By Jake Miller
August 20th, 2006
On our way back from a tour of the enormous hydro-electric dam here in Paulo Alfonso this afternoon, Saulo Araujo and I stopped at a small pond covered with water lilies and what looked to my North-American eyes like duckweed. I was delighted to see dozens of Jacanas and gallinules feeding in the weeds and just as we were about to leave an Amazon Kingfisher flew out from the trees on the edge and dove into the pond for a fish.
Last month, 300 women and men from quilombos of the Brazilian southeastern state of Espírito Santo reclaimed a parcel of ancestral land from ARACRUZ Cellulose, a Norwegian-based corporation, according reports from the Anti-Green Desserts Network. The land is part of the former Linharinho quilombo. Two of Grassroots International's Brazilian partners, the Landless Movement (MST) and the Movement of Small Farmers (MPA), supported the initiative of the quilombolas in Espirito Santo.
A few years ago I was driving around lost on the Olympic Peninsula. I was in a hurry, trying to make my way to Hurricane Ridge overlook in the Olympic Mountains in time to see the sunset.
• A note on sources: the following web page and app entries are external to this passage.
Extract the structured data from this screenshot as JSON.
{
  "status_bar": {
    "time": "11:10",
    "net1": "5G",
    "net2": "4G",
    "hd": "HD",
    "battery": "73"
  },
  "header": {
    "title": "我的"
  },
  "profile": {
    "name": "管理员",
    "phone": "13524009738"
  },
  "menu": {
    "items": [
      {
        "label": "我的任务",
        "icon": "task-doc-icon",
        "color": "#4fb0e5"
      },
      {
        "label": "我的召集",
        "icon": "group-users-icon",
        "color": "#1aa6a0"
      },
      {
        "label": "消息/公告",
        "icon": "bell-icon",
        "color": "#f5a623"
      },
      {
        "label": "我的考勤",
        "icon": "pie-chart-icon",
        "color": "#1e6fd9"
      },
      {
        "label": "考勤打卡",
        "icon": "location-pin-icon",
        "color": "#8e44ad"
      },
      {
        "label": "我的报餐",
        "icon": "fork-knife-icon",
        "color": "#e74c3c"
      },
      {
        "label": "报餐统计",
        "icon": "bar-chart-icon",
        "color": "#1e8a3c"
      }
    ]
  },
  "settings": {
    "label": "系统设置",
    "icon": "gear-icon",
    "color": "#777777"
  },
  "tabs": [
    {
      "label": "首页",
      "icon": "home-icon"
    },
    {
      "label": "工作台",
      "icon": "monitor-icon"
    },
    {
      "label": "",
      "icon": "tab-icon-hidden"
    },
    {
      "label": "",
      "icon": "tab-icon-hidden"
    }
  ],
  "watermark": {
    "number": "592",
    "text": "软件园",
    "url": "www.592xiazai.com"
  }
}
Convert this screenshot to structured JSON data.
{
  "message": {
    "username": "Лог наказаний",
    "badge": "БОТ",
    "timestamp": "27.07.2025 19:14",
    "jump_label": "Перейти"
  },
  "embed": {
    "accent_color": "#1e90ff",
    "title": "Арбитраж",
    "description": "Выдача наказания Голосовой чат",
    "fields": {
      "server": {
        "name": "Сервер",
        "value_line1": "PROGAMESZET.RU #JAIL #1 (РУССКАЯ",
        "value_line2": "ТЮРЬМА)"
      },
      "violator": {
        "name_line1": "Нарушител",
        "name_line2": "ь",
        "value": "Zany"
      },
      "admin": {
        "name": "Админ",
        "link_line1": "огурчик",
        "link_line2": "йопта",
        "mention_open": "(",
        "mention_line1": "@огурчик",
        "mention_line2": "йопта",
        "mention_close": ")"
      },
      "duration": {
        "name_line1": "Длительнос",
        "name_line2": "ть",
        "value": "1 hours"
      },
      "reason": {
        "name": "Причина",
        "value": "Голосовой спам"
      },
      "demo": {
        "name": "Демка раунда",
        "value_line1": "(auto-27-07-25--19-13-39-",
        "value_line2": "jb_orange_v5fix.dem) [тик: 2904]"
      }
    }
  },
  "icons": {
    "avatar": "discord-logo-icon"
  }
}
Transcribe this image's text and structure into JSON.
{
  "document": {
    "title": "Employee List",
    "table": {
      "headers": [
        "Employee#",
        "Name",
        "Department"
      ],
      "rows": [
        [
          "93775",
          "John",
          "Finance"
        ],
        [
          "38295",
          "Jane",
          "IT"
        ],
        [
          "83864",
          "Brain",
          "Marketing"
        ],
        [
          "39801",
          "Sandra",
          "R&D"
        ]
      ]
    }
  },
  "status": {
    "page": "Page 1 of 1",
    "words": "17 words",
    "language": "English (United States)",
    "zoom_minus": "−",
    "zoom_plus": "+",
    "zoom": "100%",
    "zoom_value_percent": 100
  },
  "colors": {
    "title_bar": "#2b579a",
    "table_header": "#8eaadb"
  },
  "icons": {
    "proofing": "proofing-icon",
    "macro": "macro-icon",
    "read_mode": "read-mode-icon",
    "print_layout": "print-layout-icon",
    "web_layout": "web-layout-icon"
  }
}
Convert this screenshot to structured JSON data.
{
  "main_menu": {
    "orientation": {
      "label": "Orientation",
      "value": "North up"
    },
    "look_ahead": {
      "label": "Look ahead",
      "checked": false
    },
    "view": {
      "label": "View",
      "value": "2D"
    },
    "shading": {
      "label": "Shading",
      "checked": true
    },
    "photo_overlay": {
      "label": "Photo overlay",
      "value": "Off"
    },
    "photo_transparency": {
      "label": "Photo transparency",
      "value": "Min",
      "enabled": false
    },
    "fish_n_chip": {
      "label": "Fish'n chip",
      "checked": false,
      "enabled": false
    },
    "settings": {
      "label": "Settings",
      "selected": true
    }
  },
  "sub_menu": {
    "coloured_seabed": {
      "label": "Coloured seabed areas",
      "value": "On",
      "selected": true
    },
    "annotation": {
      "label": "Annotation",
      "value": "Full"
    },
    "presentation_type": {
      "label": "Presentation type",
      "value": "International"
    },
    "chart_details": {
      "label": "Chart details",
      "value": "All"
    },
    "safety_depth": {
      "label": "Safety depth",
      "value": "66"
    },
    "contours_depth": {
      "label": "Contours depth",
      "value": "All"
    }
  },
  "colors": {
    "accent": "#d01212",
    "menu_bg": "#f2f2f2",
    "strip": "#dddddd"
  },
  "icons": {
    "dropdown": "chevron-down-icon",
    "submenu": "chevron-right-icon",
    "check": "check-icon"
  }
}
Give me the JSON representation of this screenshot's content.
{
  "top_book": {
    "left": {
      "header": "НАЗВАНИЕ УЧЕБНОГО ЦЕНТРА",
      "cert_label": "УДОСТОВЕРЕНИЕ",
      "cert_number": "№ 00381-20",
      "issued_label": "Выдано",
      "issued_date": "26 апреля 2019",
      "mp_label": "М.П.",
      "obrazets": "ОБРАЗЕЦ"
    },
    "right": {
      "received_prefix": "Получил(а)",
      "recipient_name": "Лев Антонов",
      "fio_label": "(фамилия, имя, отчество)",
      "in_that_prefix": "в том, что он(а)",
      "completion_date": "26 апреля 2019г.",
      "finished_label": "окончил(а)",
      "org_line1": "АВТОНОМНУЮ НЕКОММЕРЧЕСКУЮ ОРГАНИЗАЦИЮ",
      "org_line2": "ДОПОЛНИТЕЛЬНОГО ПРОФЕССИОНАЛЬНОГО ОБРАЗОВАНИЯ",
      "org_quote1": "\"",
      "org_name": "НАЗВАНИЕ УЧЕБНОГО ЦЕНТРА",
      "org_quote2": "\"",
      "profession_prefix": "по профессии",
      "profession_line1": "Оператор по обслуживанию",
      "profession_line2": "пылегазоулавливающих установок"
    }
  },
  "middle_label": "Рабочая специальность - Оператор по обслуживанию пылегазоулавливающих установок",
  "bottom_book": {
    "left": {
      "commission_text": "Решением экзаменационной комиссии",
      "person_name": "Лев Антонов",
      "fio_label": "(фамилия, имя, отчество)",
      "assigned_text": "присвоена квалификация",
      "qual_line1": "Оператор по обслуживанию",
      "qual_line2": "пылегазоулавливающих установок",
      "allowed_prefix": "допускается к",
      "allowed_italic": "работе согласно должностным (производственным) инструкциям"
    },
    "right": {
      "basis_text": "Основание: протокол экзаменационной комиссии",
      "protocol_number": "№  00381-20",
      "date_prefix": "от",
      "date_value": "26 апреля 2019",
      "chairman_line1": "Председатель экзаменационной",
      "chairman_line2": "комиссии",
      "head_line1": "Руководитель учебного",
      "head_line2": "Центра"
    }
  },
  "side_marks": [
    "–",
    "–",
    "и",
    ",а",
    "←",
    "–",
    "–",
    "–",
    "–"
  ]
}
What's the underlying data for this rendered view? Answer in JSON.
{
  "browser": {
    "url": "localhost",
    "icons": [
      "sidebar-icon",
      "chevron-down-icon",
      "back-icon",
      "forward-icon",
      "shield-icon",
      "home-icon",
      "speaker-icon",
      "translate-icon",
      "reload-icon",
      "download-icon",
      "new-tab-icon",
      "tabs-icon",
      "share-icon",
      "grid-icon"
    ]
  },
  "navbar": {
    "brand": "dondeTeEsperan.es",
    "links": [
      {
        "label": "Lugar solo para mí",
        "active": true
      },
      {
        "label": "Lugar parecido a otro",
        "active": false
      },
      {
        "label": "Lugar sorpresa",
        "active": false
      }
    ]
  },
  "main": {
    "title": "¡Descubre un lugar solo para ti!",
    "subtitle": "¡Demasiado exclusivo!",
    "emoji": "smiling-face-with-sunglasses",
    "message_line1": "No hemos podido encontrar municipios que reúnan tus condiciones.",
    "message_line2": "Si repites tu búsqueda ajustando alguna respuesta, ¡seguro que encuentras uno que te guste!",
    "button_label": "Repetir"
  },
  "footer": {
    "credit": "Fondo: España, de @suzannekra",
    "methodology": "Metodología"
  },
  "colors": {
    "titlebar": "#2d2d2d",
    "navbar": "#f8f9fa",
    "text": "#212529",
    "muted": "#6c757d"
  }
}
When I figured out where I'd gone wrong, I made a u-turn and I almost didn't stop at the little farm stand that caught my eyes both times I drove by it, but I decided that maybe the forces of serendipity had sent me on that detour just so that I could try the local fruit.
I bought a few peaches--individually nestled in extra-large egg carton type material--and a pint of cherries, and chatted with the folks on the other side of the table for a few moments, about the growing season (it seemed late for peaches to me), about the other crops they grow, what a lovely day it was, that kind of thing.
April 26th, 2006
Many things have changed in the Gaza Strip since Hamas won the elections in January 2006 according to the public will. The E.U. and U.S.
Editor's Note: Daniel Moss sent this post from Jacmel, a city south of Port au Prince on the Caribbean coast. They visited the small town of La Fond on 21st, the day of the national parliamentary elections.
Please join me in a jeep bumping over river stones with Vigot, an agronomist from KROS, the Regional Coordination of Southeast Organizations. As part of its Resource Rights Initiative, Grassroots International staff visited this remote area to observe up close the work of Haiti's regional peasant associations.
On Monday, April 17 movements all over the world kicked off global mobilizations and actions in support of peasants' struggles for land, water and food rights.
The Via Campesina, an international movement of family farmers, landless workers, fisher folk and women's and indigenous' organizations, designated April 17th the International Day of Peasant Struggle to commemorate the 1996 Massacre in Carajas, Brazil. The incident resulted in the murders of 19 members of the Landless Workers' Movement (MST), a member of the Via Campesina and a Grassroots partner.
"Farm to Cafeteria" is a wonderful idea being promoted by a large number of organizations representing family farmers, farm workers, children's and youth advocates, environmental, health and hunger activists, organic consumers, faith-based groups and others, including Grassroots International, the National Family Farm Coalition, the Rural Coalition, the Organic Consumers Association and the Community Food Security Coalition.
March 28th, 2006 —On March 8th, International Women's Day, a group of more than 1,200 women from the Via Campesina took action to denounce the environmental and social injustice committed by corporations and a global agrarian policy that puts the needs of the market ahead of the needs of people. These corporations use vast tracts of land in Brazil for plantations of eucalyptus and pine to produce paper and lumber for export. The Movement of Women Peasants in Brazil points out that this monoculture creates "green deserts" that actually increase poverty instead of reducing it. As the members of the women's movement say, "We want land to grow food. We don't eat eucalyptus."
"Dead people live here" said my niece Anisha matter of factly, as only a 6-7 year old would, while we drove by a cemetery near her home in Erie, Pennsylvania some years ago.
And on my first full day in Jerusalem Anisha's voice rang in my ears. That innocent remark carries a lot more weight here in Jerusalem.